(Problem details) In the records that follow, locate every line with "JSON" and extract it.

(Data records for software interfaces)

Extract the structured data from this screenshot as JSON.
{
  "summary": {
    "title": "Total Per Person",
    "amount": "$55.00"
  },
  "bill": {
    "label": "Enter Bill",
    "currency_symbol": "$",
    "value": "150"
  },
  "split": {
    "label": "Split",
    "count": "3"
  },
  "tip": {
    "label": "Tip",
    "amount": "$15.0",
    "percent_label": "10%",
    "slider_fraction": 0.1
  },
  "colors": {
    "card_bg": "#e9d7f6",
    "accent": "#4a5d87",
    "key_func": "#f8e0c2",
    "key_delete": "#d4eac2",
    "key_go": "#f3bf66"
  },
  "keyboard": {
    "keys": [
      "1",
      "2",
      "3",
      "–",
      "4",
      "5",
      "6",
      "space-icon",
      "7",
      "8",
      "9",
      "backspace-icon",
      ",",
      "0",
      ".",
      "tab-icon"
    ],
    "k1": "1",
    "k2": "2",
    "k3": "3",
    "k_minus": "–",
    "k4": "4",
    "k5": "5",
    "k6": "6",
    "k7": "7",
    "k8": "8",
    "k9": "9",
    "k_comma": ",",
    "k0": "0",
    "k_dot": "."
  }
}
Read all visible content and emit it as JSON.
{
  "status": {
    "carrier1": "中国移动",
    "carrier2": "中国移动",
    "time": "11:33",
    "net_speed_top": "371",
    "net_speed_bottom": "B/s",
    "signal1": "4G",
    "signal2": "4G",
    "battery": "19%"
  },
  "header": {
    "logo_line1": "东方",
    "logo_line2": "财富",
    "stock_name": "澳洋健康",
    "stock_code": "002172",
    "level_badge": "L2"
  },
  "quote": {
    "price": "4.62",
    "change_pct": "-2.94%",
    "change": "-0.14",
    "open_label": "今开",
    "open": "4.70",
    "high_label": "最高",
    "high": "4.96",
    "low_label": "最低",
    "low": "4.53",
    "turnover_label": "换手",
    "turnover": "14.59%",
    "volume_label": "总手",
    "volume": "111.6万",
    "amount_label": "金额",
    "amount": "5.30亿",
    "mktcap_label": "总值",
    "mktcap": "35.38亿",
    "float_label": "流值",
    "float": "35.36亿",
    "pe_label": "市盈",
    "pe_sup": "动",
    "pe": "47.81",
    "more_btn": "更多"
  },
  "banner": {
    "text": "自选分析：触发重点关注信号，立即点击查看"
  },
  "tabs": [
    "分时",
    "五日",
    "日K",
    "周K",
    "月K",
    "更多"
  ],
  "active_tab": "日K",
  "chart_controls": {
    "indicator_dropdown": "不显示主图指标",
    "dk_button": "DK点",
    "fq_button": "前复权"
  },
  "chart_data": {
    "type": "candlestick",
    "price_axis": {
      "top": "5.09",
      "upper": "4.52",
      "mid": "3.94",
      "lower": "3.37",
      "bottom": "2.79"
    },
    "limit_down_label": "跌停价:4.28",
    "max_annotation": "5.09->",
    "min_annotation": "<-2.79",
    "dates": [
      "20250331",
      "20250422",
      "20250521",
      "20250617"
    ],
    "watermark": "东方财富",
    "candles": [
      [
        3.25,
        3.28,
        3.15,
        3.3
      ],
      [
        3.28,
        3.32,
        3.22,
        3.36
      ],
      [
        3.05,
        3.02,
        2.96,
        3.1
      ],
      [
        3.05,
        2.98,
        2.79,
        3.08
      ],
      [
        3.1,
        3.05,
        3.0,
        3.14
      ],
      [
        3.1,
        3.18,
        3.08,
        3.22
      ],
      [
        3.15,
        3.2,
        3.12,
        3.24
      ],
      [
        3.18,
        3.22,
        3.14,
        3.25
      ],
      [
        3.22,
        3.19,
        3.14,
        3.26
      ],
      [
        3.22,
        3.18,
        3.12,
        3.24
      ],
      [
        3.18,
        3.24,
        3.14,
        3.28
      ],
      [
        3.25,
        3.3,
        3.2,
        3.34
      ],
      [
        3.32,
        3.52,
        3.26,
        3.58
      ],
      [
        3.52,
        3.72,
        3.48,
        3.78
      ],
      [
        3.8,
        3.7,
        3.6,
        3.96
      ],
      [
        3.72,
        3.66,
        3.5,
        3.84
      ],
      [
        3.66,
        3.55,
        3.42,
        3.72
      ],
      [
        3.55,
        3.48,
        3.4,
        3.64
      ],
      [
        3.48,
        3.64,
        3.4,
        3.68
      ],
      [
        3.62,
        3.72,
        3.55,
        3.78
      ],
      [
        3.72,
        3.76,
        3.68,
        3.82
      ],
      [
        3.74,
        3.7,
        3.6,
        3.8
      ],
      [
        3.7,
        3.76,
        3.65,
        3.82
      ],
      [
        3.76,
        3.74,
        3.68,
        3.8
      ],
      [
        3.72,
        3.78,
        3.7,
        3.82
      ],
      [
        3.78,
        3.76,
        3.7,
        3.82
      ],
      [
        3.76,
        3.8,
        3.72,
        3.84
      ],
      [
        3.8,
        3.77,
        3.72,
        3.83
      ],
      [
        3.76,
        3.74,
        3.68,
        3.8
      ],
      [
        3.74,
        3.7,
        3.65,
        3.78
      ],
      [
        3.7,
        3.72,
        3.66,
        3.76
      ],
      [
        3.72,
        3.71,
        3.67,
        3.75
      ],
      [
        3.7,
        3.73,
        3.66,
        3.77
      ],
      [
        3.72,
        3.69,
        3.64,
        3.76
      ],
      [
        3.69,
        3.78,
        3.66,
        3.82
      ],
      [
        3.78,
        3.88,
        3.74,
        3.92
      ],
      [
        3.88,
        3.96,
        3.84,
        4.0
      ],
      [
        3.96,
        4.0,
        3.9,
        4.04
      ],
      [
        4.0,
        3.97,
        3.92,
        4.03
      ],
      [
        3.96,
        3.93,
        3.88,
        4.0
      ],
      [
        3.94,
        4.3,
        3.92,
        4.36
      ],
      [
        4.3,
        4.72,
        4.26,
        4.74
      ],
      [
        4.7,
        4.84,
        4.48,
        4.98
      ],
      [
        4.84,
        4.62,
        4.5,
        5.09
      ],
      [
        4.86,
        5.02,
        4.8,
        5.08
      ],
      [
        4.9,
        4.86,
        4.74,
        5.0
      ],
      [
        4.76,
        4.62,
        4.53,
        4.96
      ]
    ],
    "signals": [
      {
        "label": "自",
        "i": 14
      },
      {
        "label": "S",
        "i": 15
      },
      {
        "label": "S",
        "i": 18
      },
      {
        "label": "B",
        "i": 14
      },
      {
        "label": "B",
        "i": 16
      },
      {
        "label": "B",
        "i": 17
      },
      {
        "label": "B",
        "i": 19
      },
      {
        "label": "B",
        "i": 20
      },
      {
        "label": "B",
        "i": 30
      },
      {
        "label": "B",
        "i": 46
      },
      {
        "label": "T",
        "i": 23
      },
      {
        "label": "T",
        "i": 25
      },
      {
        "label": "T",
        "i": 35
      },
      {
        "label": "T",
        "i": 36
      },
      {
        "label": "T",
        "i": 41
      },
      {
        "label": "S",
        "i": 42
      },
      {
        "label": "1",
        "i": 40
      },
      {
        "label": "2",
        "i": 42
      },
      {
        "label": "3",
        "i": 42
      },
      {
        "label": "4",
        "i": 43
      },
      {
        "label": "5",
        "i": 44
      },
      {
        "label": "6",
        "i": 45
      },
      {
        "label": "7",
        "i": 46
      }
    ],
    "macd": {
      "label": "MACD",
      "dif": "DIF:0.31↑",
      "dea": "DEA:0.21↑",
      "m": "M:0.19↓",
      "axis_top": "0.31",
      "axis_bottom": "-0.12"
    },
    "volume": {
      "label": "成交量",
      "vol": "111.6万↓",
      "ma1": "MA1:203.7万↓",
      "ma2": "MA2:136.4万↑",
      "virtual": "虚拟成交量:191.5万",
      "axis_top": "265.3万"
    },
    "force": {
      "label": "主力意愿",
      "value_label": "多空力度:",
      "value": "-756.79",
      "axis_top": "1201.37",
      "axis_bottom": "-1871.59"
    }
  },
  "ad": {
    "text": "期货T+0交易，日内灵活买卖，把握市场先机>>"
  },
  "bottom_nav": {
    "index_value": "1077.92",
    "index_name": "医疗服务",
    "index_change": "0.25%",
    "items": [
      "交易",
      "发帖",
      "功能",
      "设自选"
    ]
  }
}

(Written solution)
Extract the structured data from this screenshot as JSON.
Read all visible content and emit it as JSON.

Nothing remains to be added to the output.